[[ The input open ]]
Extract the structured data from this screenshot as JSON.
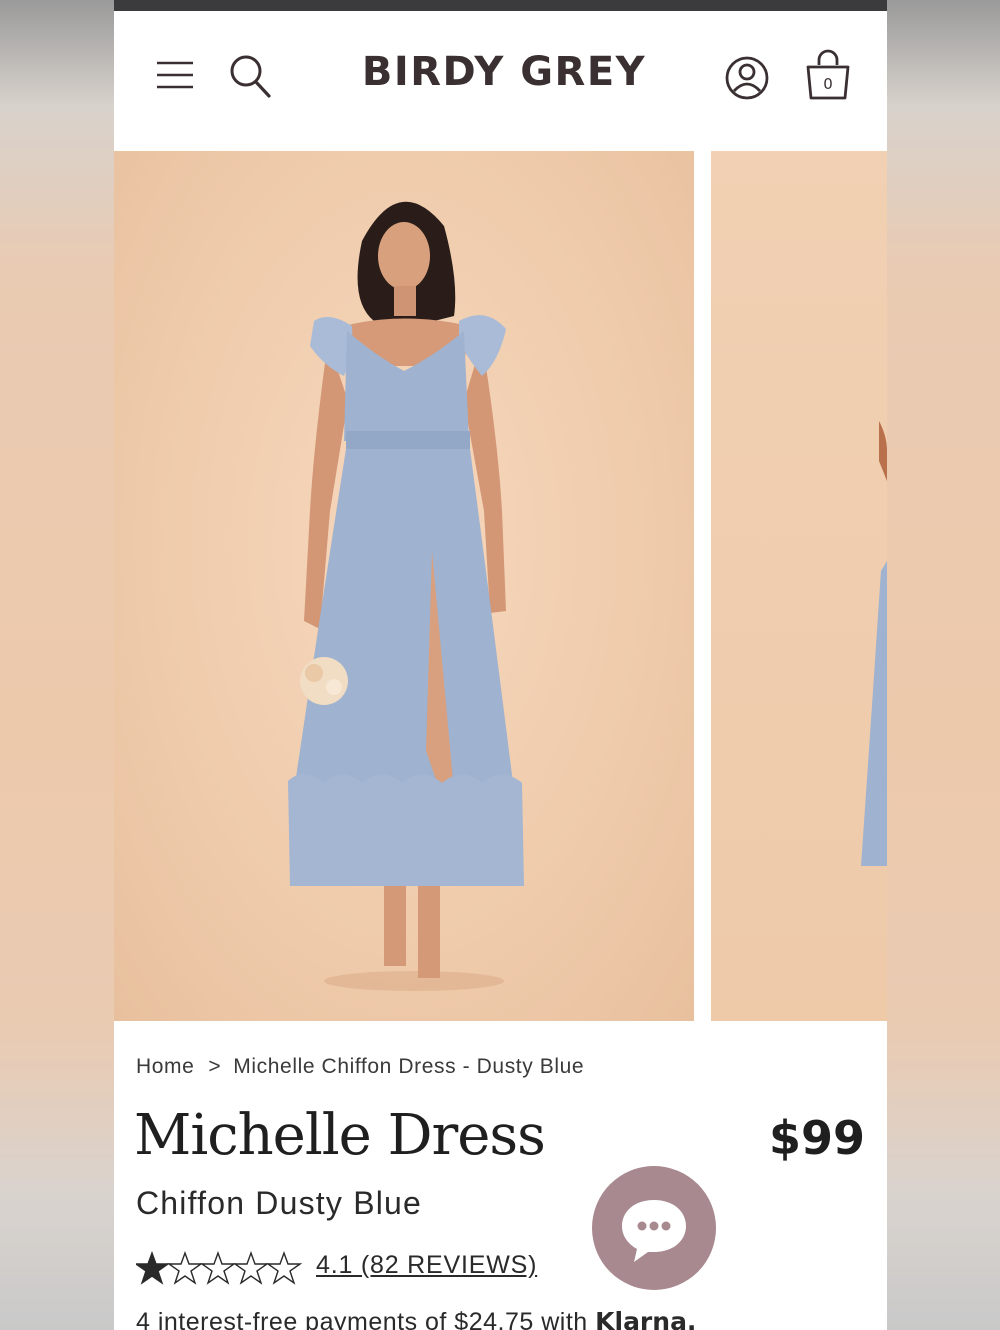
{
  "header": {
    "brand": "BIRDY GREY",
    "icons": [
      "menu-icon",
      "search-icon",
      "account-icon",
      "shopping-bag-icon"
    ],
    "cart_count": "0"
  },
  "product": {
    "image_alt": "Model wearing Michelle Chiffon Dress in Dusty Blue",
    "breadcrumb": [
      "Home",
      ">",
      "Michelle Chiffon Dress - Dusty Blue"
    ],
    "title": "Michelle Dress",
    "price": "$99",
    "subtitle": "Chiffon Dusty Blue",
    "rating": 4.1,
    "stars_out_of": 5,
    "reviews_label": "4.1 (82 REVIEWS)",
    "installments_text": "4 interest-free payments of $24.75 with ",
    "installments_provider": "Klarna."
  },
  "chat": {
    "icon": "chat-bubble-icon"
  },
  "colors": {
    "brand_text": "#3a3032",
    "backdrop": "#efcbab",
    "dress": "#9fb2cf",
    "chat_button": "#a8898f"
  }
}
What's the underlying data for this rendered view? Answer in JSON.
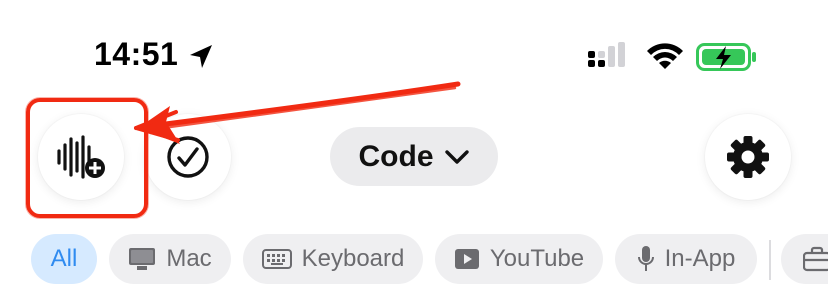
{
  "status_bar": {
    "time": "14:51",
    "icons": [
      "location-arrow-icon",
      "cellular-signal-icon",
      "wifi-icon",
      "battery-charging-icon"
    ],
    "battery_color": "#36c759"
  },
  "toolbar": {
    "voice_button_icon": "waveform-plus-icon",
    "check_button_icon": "checkmark-circle-icon",
    "mode_dropdown": {
      "label": "Code",
      "icon": "chevron-down-icon"
    },
    "settings_button_icon": "gear-icon"
  },
  "filter_chips": [
    {
      "label": "All",
      "icon": "",
      "selected": true
    },
    {
      "label": "Mac",
      "icon": "desktop-icon",
      "selected": false
    },
    {
      "label": "Keyboard",
      "icon": "keyboard-icon",
      "selected": false
    },
    {
      "label": "YouTube",
      "icon": "play-icon",
      "selected": false
    },
    {
      "label": "In-App",
      "icon": "microphone-icon",
      "selected": false
    },
    {
      "label": "",
      "icon": "briefcase-icon",
      "selected": false
    }
  ],
  "annotation": {
    "color": "#f12a12",
    "type": "hand-drawn arrow and box highlighting the voice button"
  },
  "colors": {
    "selected_chip_bg": "#d6eaff",
    "selected_chip_text": "#2f8bf0",
    "chip_bg": "#efeff1",
    "dropdown_bg": "#ebebed"
  }
}
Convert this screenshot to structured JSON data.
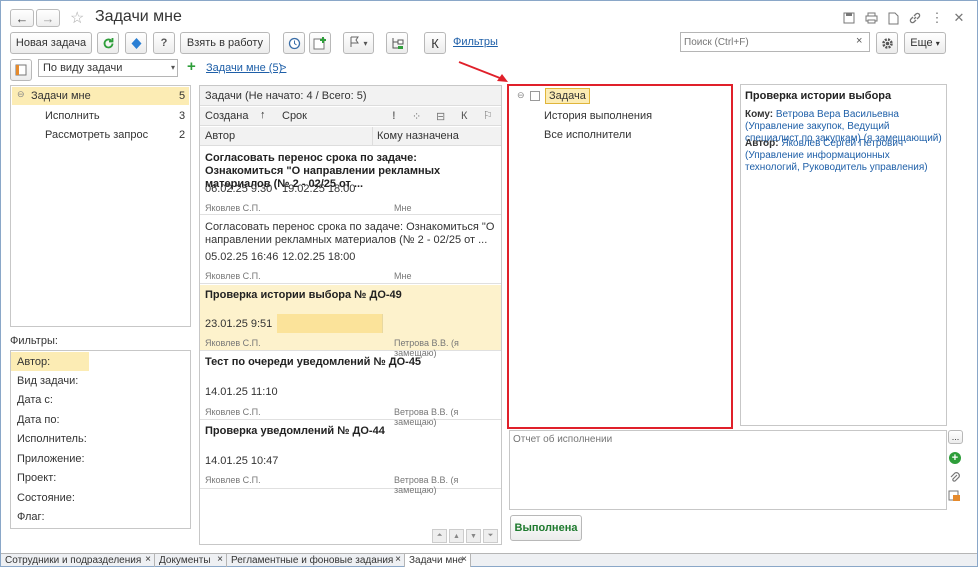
{
  "title": "Задачи мне",
  "toolbar": {
    "new_task": "Новая задача",
    "take_to_work": "Взять в работу",
    "k_label": "К",
    "filters_link": "Фильтры",
    "search_placeholder": "Поиск (Ctrl+F)",
    "more_label": "Еще",
    "more_arrow": "▾",
    "clear_search": "×",
    "dropdown_arrow": "▾"
  },
  "row2": {
    "grouping_value": "По виду задачи",
    "add_symbol": "+",
    "tasks_link": "Задачи мне (5)",
    "link_arrow": ">"
  },
  "tree": {
    "items": [
      {
        "label": "Задачи мне",
        "count": "5"
      },
      {
        "label": "Исполнить",
        "count": "3"
      },
      {
        "label": "Рассмотреть запрос",
        "count": "2"
      }
    ]
  },
  "filters": {
    "title": "Фильтры:",
    "items": [
      "Автор:",
      "Вид задачи:",
      "Дата с:",
      "Дата по:",
      "Исполнитель:",
      "Приложение:",
      "Проект:",
      "Состояние:",
      "Флаг:"
    ]
  },
  "task_list": {
    "header": "Задачи (Не начато: 4 / Всего: 5)",
    "col_created": "Создана",
    "sort_arrow": "↑",
    "col_deadline": "Срок",
    "col_author": "Автор",
    "col_assignee": "Кому назначена",
    "k_col": "К",
    "tasks": [
      {
        "title": "Согласовать перенос срока по задаче: Ознакомиться \"О направлении рекламных материалов (№ 2 - 02/25 от ...",
        "created": "06.02.25 9:30",
        "deadline": "19.02.25 18:00",
        "author": "Яковлев С.П.",
        "assignee": "Мне"
      },
      {
        "title": "Согласовать перенос срока по задаче: Ознакомиться  \"О направлении рекламных материалов (№ 2 - 02/25 от ...",
        "created": "05.02.25 16:46",
        "deadline": "12.02.25 18:00",
        "author": "Яковлев С.П.",
        "assignee": "Мне"
      },
      {
        "title": "Проверка истории выбора № ДО-49",
        "created": "23.01.25 9:51",
        "deadline": "",
        "author": "Яковлев С.П.",
        "assignee": "Петрова В.В. (я замещаю)"
      },
      {
        "title": "Тест по очереди уведомлений № ДО-45",
        "created": "14.01.25 11:10",
        "deadline": "",
        "author": "Яковлев С.П.",
        "assignee": "Ветрова В.В. (я замещаю)"
      },
      {
        "title": "Проверка уведомлений № ДО-44",
        "created": "14.01.25 10:47",
        "deadline": "",
        "author": "Яковлев С.П.",
        "assignee": "Ветрова В.В. (я замещаю)"
      }
    ]
  },
  "detail_tree": {
    "items": [
      "Задача",
      "История выполнения",
      "Все исполнители"
    ]
  },
  "info": {
    "title": "Проверка истории выбора",
    "to_label": "Кому:",
    "to_value": "Ветрова Вера Васильевна (Управление закупок, Ведущий специалист по закупкам) (я замещающий)",
    "author_label": "Автор:",
    "author_value": "Яковлев Сергей Петрович (Управление информационных технологий, Руководитель управления)"
  },
  "report": {
    "placeholder": "Отчет об исполнении",
    "ellipsis": "...",
    "done_button": "Выполнена"
  },
  "tabs": [
    {
      "label": "Сотрудники и подразделения"
    },
    {
      "label": "Документы"
    },
    {
      "label": "Регламентные и фоновые задания"
    },
    {
      "label": "Задачи мне"
    }
  ],
  "tab_close": "×",
  "colors": {
    "accent_green": "#2e9e3a",
    "selection": "#fcecb4",
    "highlight_red": "#e0202a",
    "link": "#1e5fa8"
  }
}
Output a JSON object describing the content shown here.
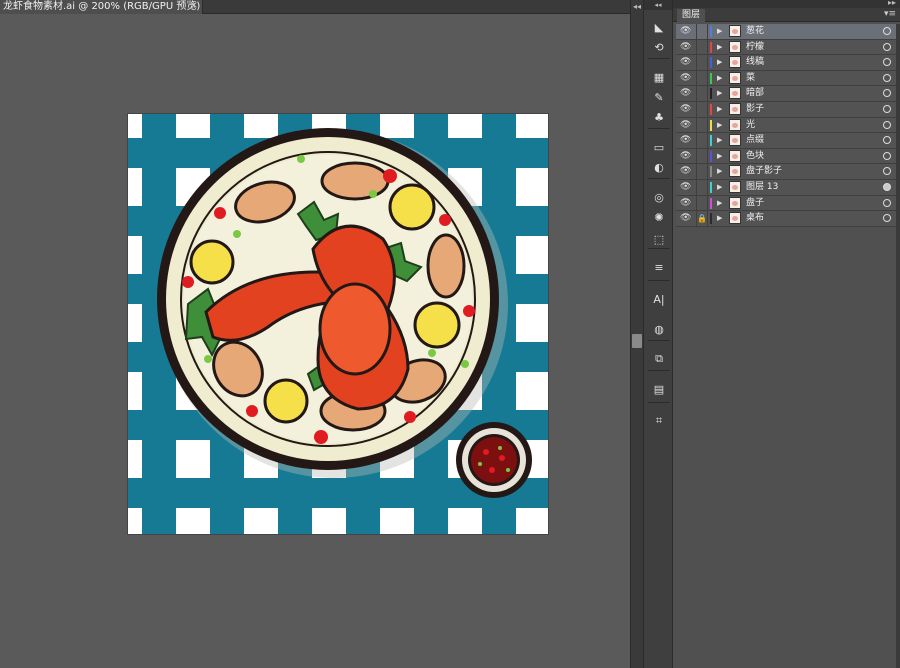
{
  "document": {
    "tab_title": "龙虾食物素材.ai @ 200% (RGB/GPU 预览)",
    "close_glyph": "×"
  },
  "layers_panel": {
    "tab_label": "图层",
    "layers": [
      {
        "name": "葱花",
        "color": "#4f7fd8",
        "selected": true,
        "locked": false,
        "target_filled": false
      },
      {
        "name": "柠檬",
        "color": "#e04646",
        "selected": false,
        "locked": false,
        "target_filled": false
      },
      {
        "name": "线稿",
        "color": "#3f62d8",
        "selected": false,
        "locked": false,
        "target_filled": false
      },
      {
        "name": "菜",
        "color": "#3cc84a",
        "selected": false,
        "locked": false,
        "target_filled": false
      },
      {
        "name": "暗部",
        "color": "#222222",
        "selected": false,
        "locked": false,
        "target_filled": false
      },
      {
        "name": "影子",
        "color": "#e04646",
        "selected": false,
        "locked": false,
        "target_filled": false
      },
      {
        "name": "光",
        "color": "#e8e04a",
        "selected": false,
        "locked": false,
        "target_filled": false
      },
      {
        "name": "点缀",
        "color": "#3fd0d0",
        "selected": false,
        "locked": false,
        "target_filled": false
      },
      {
        "name": "色块",
        "color": "#5c4fd8",
        "selected": false,
        "locked": false,
        "target_filled": false
      },
      {
        "name": "盘子影子",
        "color": "#8a8a8a",
        "selected": false,
        "locked": false,
        "target_filled": false
      },
      {
        "name": "图层 13",
        "color": "#3fd0d0",
        "selected": false,
        "locked": false,
        "target_filled": true
      },
      {
        "name": "盘子",
        "color": "#d04fd8",
        "selected": false,
        "locked": false,
        "target_filled": false
      },
      {
        "name": "桌布",
        "color": "#2b2b2b",
        "selected": false,
        "locked": true,
        "target_filled": false
      }
    ]
  },
  "tools": [
    {
      "name": "shape-builder-tool-icon",
      "glyph": "◣"
    },
    {
      "name": "transform-tool-icon",
      "glyph": "⟲"
    },
    {
      "name": "swatches-icon",
      "glyph": "▦"
    },
    {
      "name": "brushes-icon",
      "glyph": "✎"
    },
    {
      "name": "symbols-icon",
      "glyph": "♣"
    },
    {
      "name": "gradient-icon",
      "glyph": "▭"
    },
    {
      "name": "transparency-icon",
      "glyph": "◐"
    },
    {
      "name": "appearance-icon",
      "glyph": "◎"
    },
    {
      "name": "graphic-styles-icon",
      "glyph": "✺"
    },
    {
      "name": "image-trace-icon",
      "glyph": "⬚"
    },
    {
      "name": "align-icon",
      "glyph": "≡"
    },
    {
      "name": "character-icon",
      "glyph": "A|"
    },
    {
      "name": "color-guide-icon",
      "glyph": "◍"
    },
    {
      "name": "pathfinder-icon",
      "glyph": "⧉"
    },
    {
      "name": "artboards-icon",
      "glyph": "▤"
    },
    {
      "name": "links-icon",
      "glyph": "⌗"
    }
  ],
  "colors": {
    "tablecloth_blue": "#167a94",
    "plate_outline": "#231815",
    "plate_fill": "#efeccf",
    "lobster_red": "#e2421f",
    "lemon_yellow": "#f5e04a",
    "mussel_tan": "#e7a878",
    "herb_green": "#3f8e3a"
  }
}
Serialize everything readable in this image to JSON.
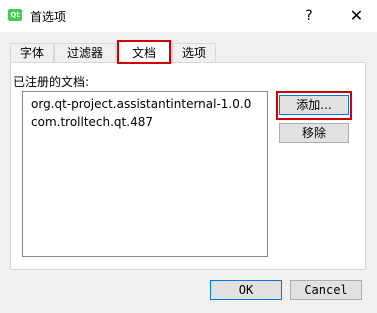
{
  "window": {
    "title": "首选项",
    "app_icon_text": "Qt",
    "help_label": "?",
    "close_label": "✕"
  },
  "tabs": [
    {
      "label": "字体",
      "selected": false
    },
    {
      "label": "过滤器",
      "selected": false
    },
    {
      "label": "文档",
      "selected": true
    },
    {
      "label": "选项",
      "selected": false
    }
  ],
  "documents": {
    "label": "已注册的文档:",
    "items": [
      "org.qt-project.assistantinternal-1.0.0",
      "com.trolltech.qt.487"
    ],
    "add_label": "添加...",
    "remove_label": "移除"
  },
  "footer": {
    "ok_label": "OK",
    "cancel_label": "Cancel"
  },
  "colors": {
    "highlight": "#d00000",
    "focus": "#0078d7",
    "qt_green": "#41cd52"
  }
}
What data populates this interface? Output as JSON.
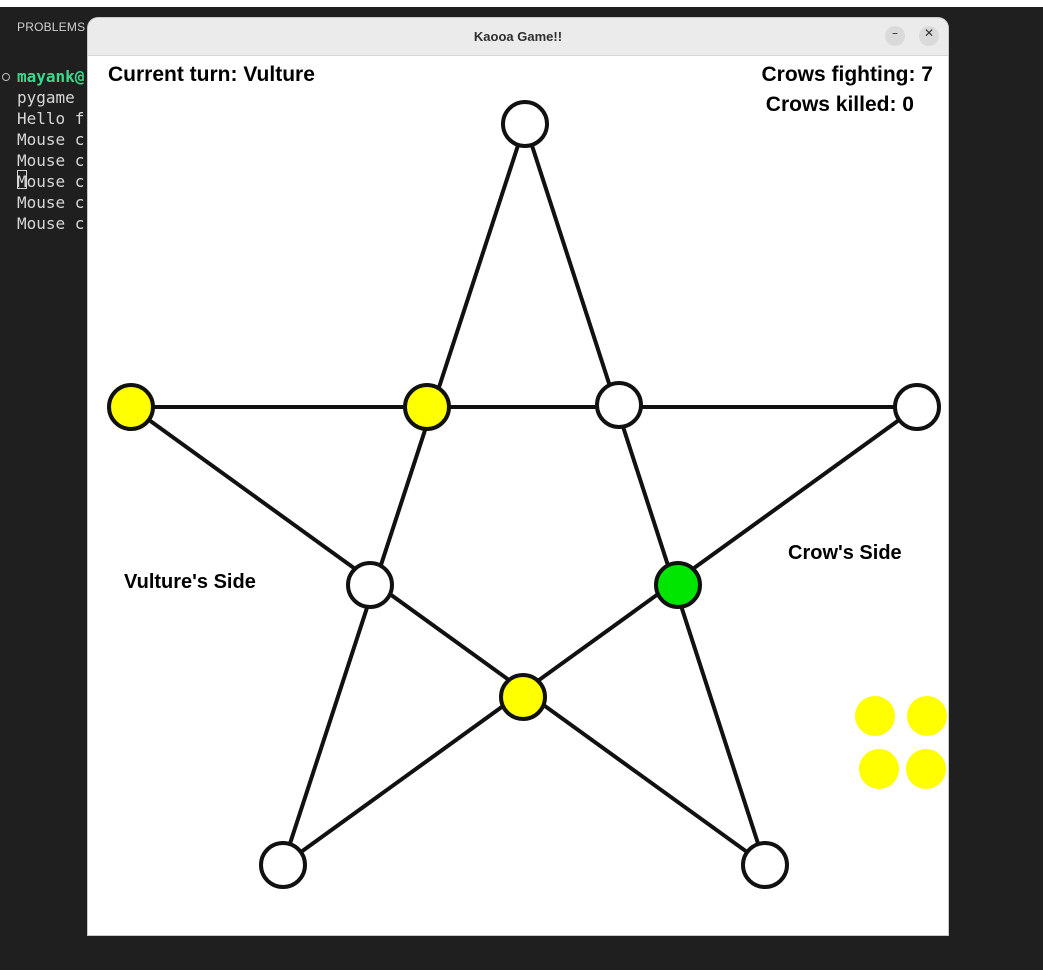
{
  "editor": {
    "problems_tab": "PROBLEMS",
    "terminal_lines": [
      {
        "text": "mayank@",
        "user": true,
        "dot": true
      },
      {
        "text": "pygame",
        "user": false
      },
      {
        "text": "Hello f",
        "user": false
      },
      {
        "text": "Mouse c",
        "user": false
      },
      {
        "text": "Mouse c",
        "user": false
      },
      {
        "text": "Mouse c",
        "user": false
      },
      {
        "text": "Mouse c",
        "user": false
      },
      {
        "text": "Mouse c",
        "user": false
      }
    ]
  },
  "window": {
    "title": "Kaooa Game!!",
    "minimize_glyph": "–",
    "close_glyph": "✕"
  },
  "hud": {
    "current_turn": "Current turn: Vulture",
    "crows_fighting": "Crows fighting: 7",
    "crows_killed": "Crows killed: 0",
    "vulture_side": "Vulture's Side",
    "crow_side": "Crow's Side"
  },
  "colors": {
    "empty": "#ffffff",
    "crow": "#ffff00",
    "vulture": "#00e600",
    "line": "#111111"
  },
  "board": {
    "nodes": [
      {
        "id": "top",
        "state": "empty"
      },
      {
        "id": "left-arm",
        "state": "crow"
      },
      {
        "id": "upper-inner-left",
        "state": "crow"
      },
      {
        "id": "upper-inner-right",
        "state": "empty"
      },
      {
        "id": "right-arm",
        "state": "empty"
      },
      {
        "id": "mid-inner-left",
        "state": "empty"
      },
      {
        "id": "mid-inner-right",
        "state": "vulture"
      },
      {
        "id": "bottom-inner",
        "state": "crow"
      },
      {
        "id": "bottom-left",
        "state": "empty"
      },
      {
        "id": "bottom-right",
        "state": "empty"
      }
    ],
    "reserve_crows": 4
  }
}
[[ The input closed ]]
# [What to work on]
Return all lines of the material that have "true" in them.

# [Task solution]
      "selected": true
        "selected": true,
        "target_filled": true
        "locked": true,
      "selected": true
        "user": true,
        "dot": true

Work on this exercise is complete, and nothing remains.